(Extracted material)

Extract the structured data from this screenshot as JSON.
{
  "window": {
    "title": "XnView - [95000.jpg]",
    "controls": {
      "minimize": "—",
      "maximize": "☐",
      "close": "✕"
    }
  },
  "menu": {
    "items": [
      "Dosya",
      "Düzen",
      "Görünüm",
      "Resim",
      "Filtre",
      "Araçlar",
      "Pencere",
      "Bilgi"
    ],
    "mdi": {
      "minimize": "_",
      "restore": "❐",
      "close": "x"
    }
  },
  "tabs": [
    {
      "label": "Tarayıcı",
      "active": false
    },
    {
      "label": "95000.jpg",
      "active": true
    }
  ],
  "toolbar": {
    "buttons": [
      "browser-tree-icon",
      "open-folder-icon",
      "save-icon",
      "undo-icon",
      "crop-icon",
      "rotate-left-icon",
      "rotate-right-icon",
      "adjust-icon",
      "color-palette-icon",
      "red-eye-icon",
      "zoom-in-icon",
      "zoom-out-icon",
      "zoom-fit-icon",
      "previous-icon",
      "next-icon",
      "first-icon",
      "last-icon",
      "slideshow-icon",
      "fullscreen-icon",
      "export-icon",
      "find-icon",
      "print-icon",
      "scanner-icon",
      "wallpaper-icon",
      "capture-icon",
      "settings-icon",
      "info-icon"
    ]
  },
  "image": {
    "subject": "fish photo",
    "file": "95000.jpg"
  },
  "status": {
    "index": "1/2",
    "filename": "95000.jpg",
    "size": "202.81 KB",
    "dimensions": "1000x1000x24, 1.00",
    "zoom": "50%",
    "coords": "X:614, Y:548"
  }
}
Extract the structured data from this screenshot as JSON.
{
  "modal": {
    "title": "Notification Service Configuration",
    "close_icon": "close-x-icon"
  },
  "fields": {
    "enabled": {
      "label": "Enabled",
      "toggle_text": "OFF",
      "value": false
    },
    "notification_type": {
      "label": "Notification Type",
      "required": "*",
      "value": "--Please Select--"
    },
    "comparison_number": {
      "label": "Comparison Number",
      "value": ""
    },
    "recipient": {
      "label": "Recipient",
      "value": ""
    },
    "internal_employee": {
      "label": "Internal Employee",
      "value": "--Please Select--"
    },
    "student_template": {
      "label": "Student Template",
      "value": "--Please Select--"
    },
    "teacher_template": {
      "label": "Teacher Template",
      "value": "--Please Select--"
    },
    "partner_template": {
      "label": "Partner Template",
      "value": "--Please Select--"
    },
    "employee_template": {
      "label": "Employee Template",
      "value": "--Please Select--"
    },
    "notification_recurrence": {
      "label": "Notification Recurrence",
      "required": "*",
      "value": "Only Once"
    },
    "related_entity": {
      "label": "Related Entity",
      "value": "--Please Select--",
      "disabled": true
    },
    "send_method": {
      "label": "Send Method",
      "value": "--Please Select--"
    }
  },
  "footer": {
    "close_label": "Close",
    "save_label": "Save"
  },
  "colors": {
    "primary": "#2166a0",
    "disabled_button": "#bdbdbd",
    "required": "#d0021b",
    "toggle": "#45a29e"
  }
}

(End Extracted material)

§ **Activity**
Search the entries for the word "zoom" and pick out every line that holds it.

§ **Task response**
      "zoom-in-icon",
      "zoom-out-icon",
      "zoom-fit-icon",
    "zoom": "50%",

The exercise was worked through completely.